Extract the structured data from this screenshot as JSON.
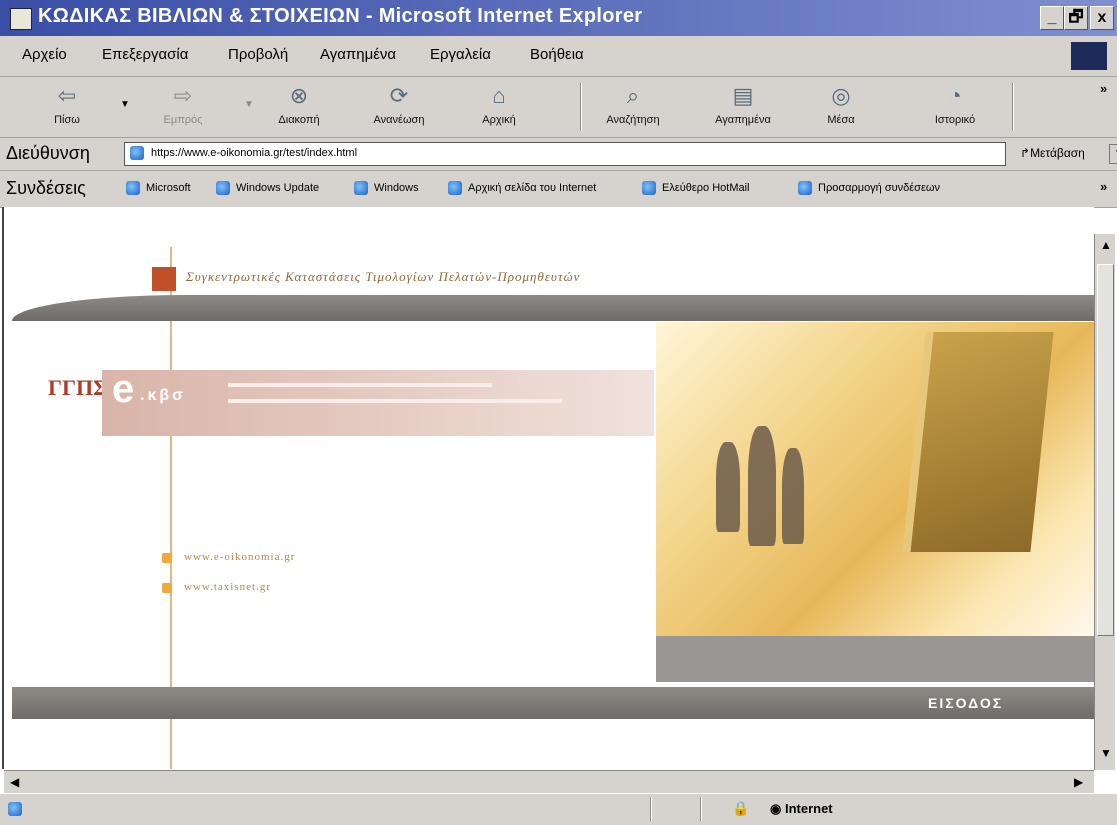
{
  "window": {
    "title": "ΚΩΔΙΚΑΣ ΒΙΒΛΙΩΝ & ΣΤΟΙΧΕΙΩΝ - Microsoft Internet Explorer",
    "min": "_",
    "max": "🗗",
    "close": "x"
  },
  "menu": [
    "Αρχείο",
    "Επεξεργασία",
    "Προβολή",
    "Αγαπημένα",
    "Εργαλεία",
    "Βοήθεια"
  ],
  "toolbar": {
    "back": "Πίσω",
    "forward": "Εμπρός",
    "stop": "Διακοπή",
    "refresh": "Ανανέωση",
    "home": "Αρχική",
    "search": "Αναζήτηση",
    "favorites": "Αγαπημένα",
    "media": "Μέσα",
    "history": "Ιστορικό",
    "more": "»"
  },
  "address": {
    "label": "Διεύθυνση",
    "url": "https://www.e-oikonomia.gr/test/index.html",
    "go": "Μετάβαση"
  },
  "links": {
    "label": "Συνδέσεις",
    "items": [
      "Microsoft",
      "Windows Update",
      "Windows",
      "Αρχική σελίδα του Internet",
      "Ελεύθερο HotMail",
      "Προσαρμογή συνδέσεων"
    ],
    "more": "»"
  },
  "page": {
    "header_title": "Συγκεντρωτικές Καταστάσεις Τιμολογίων Πελατών-Προμηθευτών",
    "brand_letter": "e",
    "brand_suffix": ".κβσ",
    "logo_text": "ΓΓΠΣ",
    "link1": "www.e-oikonomia.gr",
    "link2": "www.taxisnet.gr",
    "enter": "ΕΙΣΟΔΟΣ"
  },
  "status": {
    "zone": "Internet"
  }
}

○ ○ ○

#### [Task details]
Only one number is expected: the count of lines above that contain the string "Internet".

#### [Finished exercise]
3